Start of DATA FOR THIS TASK

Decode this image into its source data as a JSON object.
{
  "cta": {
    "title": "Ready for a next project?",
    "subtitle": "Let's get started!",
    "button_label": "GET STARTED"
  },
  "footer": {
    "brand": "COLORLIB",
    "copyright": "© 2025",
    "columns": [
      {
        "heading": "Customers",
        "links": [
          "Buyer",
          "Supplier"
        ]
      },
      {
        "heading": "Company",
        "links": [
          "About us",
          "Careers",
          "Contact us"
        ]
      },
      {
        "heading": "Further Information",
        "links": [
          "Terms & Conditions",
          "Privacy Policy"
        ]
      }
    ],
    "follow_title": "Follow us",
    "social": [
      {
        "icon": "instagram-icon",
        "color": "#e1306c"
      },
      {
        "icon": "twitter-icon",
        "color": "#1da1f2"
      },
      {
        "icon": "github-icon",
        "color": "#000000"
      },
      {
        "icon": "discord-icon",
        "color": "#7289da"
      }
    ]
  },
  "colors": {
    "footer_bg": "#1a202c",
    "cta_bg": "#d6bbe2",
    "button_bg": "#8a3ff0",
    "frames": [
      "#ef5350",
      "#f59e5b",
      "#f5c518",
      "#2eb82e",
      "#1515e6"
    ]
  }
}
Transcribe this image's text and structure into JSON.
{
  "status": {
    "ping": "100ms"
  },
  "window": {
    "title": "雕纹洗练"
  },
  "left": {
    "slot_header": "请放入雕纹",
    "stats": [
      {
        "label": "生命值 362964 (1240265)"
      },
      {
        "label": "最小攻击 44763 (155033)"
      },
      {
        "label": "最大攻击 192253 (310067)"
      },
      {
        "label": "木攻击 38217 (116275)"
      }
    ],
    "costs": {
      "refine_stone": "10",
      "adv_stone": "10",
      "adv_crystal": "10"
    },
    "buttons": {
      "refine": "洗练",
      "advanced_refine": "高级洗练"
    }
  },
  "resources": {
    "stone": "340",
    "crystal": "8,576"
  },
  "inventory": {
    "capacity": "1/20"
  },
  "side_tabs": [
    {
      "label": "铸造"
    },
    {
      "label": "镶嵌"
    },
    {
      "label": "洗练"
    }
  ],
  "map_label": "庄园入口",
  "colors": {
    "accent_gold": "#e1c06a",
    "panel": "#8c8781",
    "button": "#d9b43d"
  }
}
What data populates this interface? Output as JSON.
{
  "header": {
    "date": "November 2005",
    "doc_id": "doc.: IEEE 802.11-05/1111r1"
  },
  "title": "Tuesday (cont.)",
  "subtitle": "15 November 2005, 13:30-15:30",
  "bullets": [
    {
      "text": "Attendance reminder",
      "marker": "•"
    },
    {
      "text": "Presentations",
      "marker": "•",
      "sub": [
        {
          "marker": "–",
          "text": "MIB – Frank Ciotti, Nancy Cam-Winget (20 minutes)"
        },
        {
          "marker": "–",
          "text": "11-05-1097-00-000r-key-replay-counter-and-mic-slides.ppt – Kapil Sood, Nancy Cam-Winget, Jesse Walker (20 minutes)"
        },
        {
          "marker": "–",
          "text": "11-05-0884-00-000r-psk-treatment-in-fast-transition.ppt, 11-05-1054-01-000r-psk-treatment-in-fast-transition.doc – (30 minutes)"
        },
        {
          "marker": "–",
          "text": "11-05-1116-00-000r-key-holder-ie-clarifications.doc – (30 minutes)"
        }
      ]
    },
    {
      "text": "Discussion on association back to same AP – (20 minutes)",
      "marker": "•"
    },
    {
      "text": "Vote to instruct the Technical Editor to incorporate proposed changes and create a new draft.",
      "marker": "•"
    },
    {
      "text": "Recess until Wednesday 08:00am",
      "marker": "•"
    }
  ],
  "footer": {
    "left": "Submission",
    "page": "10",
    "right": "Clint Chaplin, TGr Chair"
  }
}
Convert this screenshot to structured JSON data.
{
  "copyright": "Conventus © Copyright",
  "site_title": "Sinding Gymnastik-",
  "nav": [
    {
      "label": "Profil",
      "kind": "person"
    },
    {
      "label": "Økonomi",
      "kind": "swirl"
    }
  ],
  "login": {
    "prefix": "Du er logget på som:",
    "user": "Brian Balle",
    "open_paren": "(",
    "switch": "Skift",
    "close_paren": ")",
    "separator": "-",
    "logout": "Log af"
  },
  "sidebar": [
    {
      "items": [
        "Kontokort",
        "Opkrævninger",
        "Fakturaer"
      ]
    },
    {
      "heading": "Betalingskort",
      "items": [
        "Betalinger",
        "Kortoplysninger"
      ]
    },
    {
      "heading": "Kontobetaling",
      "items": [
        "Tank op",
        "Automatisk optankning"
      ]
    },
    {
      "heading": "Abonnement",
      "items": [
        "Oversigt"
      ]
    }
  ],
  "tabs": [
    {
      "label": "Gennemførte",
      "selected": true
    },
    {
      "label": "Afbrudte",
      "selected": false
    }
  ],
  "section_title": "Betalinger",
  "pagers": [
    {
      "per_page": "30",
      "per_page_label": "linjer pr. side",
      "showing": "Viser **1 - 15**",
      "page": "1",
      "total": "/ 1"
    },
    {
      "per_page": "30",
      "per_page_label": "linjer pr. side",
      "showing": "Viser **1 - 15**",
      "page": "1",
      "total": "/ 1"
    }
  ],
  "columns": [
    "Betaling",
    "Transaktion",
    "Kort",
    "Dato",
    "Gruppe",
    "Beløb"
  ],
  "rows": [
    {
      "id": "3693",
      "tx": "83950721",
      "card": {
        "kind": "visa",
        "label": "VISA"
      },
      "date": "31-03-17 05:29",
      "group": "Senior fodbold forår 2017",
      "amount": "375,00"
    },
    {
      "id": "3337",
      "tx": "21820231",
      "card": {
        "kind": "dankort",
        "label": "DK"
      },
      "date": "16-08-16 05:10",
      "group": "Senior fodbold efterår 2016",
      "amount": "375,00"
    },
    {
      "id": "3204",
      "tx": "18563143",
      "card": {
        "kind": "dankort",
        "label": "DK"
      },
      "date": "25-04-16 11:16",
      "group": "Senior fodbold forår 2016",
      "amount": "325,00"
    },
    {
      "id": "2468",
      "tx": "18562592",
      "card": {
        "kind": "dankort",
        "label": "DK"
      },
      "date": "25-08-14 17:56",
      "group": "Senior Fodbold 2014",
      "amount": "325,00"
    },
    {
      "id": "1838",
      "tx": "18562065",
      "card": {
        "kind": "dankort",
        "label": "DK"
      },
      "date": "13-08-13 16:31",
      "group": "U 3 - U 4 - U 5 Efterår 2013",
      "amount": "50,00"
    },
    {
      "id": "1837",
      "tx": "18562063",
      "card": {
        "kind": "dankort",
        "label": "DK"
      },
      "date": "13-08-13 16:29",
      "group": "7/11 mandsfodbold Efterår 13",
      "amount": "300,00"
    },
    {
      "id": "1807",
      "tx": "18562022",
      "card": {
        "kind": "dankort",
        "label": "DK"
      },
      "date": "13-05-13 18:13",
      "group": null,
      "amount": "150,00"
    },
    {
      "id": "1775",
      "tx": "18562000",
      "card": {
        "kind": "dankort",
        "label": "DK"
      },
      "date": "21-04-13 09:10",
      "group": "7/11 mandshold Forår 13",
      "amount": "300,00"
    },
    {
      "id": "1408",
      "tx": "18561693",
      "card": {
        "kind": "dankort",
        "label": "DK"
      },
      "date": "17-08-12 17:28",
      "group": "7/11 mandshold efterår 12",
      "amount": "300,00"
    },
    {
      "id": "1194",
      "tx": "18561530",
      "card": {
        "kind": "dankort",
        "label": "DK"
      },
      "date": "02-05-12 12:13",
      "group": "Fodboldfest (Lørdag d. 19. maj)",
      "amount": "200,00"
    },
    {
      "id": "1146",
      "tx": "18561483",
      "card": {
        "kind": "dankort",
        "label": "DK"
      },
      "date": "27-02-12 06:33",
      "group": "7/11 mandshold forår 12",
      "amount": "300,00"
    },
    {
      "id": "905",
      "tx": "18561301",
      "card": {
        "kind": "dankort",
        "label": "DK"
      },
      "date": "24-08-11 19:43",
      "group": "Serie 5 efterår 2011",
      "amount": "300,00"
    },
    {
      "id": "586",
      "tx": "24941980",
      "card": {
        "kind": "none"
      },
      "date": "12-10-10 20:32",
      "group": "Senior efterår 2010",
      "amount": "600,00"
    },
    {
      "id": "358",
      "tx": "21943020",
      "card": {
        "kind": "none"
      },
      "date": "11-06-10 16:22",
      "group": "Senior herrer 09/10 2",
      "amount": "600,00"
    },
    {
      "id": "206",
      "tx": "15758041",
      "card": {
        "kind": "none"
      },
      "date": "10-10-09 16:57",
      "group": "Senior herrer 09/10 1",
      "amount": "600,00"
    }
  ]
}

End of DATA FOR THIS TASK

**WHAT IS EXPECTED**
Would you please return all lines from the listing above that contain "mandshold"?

**COMPLETED EXERCISE**
      "group": "7/11 mandshold Forår 13",
      "group": "7/11 mandshold efterår 12",
      "group": "7/11 mandshold forår 12",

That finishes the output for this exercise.